Of 80 patients who tested positive for circulating tumor tissue–modified viral (TTMV)-HPV DNA during surveillance, 74% (n = 59) had no other evidence of disease or had indeterminate disease status.
And of those patients, 93% (n = 55) “later had proven recurrent, metastatic disease on imaging and/or biopsy,” according to Glenn Hanna, MD, from the Dana-Farber Cancer Institute, Boston, who presented the results Feb. 24 at the 2022 Multidisciplinary Head and Neck Cancers Symposium.
“This is the first study to demonstrate broad clinical utility and validity of the biomarker in HPV-driven oropharyngeal cancer,” Dr. Hanna said in a press release.
Although patients with HPV-driven OPSCC generally have favorable outcomes, up to 25% will experience recurrence after treatment.
Post-treatment surveillance currently relies on physical examinations and imaging, but Dr. Hanna and colleagues wanted to determine whether a routine circulating cell-free TTMV-HPV DNA test could detect occult recurrence sooner.
Dr. Hanna and colleagues analyzed the records of 1,076 patients with HPV-driven OPSCC at 118 sites in the U.S. who had completed therapy more than 3 months previously and undergone an TTMV-HPV DNA test (NavDx, Naveris) between June 2020 and November 2021.
The results of the test, which used ultrasensitive digital droplet PCR to identify HPV subtypes 16, 18, 31, 33, and 35, were compared with subsequent clinical evidence of OPSCC via nasopharyngolaryngoscopy, radiologic evaluations, or tissue biopsy.
Approximately 7% of the patients tested positive (n = 80) for circulating TTMV-HPV DNA. Of those, 26.2% (n = 21) had known clinical recurrence, while 73.8% (n = 59) had no other evidence of disease or an intermediate disease status.
Among those with no clinical evidence of recurrence, 93.2% (n = 55) had their recurrence subsequently confirmed using imaging or biopsy. Of the 4 remaining patients, 2 had clinically suspicious lesions, and 2 had no other evidence of disease.
Overall, the data indicate that the biomarker test demonstrated a 95% positive predictive value (76 of 80 patients) for recurrence or persistence of HPV-driven OPSCC.
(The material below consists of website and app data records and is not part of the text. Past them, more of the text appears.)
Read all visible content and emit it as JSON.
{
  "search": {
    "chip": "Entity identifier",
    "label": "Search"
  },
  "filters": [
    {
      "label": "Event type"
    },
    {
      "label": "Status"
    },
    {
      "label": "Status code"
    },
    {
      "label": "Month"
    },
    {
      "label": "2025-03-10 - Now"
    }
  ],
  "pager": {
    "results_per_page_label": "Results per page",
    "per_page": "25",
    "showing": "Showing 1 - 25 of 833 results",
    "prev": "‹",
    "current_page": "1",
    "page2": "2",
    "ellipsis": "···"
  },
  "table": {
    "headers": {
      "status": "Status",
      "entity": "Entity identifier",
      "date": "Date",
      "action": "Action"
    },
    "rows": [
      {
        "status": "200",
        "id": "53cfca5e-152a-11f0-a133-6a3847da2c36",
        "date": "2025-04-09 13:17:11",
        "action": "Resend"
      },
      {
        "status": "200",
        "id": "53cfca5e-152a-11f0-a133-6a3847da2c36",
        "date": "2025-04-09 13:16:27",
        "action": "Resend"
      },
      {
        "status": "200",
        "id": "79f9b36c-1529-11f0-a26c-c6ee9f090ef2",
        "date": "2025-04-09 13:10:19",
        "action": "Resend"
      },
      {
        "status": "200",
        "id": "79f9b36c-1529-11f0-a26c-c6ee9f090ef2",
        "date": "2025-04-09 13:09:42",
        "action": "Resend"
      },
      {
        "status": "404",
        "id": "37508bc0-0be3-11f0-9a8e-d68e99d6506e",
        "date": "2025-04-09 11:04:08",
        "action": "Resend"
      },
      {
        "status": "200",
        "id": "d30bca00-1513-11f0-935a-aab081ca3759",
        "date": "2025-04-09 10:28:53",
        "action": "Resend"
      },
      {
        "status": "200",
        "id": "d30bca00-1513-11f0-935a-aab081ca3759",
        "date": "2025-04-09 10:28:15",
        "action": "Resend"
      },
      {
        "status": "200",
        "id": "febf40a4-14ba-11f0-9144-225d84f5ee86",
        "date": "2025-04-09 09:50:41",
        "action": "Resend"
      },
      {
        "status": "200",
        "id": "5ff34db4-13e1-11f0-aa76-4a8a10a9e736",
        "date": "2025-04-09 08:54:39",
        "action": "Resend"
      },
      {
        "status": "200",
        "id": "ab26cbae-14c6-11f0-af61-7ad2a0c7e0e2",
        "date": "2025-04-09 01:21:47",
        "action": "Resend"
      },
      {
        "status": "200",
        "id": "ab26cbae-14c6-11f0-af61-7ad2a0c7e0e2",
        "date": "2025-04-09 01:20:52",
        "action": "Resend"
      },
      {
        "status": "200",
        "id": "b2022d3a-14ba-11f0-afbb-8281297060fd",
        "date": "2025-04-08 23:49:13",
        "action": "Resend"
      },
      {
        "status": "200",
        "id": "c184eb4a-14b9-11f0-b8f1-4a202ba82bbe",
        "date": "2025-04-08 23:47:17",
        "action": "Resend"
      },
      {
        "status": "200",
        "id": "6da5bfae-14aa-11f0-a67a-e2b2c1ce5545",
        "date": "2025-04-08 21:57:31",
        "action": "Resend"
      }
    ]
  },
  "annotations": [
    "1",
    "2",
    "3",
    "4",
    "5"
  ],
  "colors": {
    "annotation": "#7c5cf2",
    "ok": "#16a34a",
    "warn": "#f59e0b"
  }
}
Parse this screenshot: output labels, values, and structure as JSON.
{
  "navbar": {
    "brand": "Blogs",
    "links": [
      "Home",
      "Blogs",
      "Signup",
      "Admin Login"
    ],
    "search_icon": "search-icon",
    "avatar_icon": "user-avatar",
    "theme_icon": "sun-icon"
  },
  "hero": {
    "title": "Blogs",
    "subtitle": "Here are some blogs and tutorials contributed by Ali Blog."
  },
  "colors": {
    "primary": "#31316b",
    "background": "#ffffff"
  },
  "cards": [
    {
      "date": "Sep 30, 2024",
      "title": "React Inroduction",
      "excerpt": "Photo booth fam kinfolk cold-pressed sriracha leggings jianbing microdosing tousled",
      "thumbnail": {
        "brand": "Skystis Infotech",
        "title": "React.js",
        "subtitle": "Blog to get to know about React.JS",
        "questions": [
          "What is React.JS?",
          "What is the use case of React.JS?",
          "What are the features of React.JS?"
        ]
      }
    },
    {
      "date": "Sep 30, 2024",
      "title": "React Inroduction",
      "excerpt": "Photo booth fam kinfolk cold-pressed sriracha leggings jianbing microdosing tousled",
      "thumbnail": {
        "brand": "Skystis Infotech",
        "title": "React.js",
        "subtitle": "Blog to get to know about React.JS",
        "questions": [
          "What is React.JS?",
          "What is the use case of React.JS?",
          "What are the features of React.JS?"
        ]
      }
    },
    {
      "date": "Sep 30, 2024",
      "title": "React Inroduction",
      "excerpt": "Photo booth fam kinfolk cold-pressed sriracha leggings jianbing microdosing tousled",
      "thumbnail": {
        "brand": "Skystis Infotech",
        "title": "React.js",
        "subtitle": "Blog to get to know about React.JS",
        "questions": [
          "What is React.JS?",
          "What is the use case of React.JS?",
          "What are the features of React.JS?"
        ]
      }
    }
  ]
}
According to Dr. Hanna, a positive TTMV-HPV DNA test was the first indicator of recurrence for 72% of patients, and almost half of recurrences were detected more than 12 months after completing therapy.
“Incorporating a test for TTMV-HPV DNA into routine post-treatment follow-up can enable physicians to detect recurrent cancers earlier and allow us to start recommended interventions more quickly to improve outcomes,” Dr. Hanna said in the release.
The study was supported by Naveris, which developed the TTMV-HPV DNA test studied. Dr. Hanna declares relationships with Actuate Therapeutics, Altor BioScience, Bicara, BMS, GSK, Merck, Regeneron, Sanofi/Genzyme, and others.
A version of this article first appeared on Medscape.com.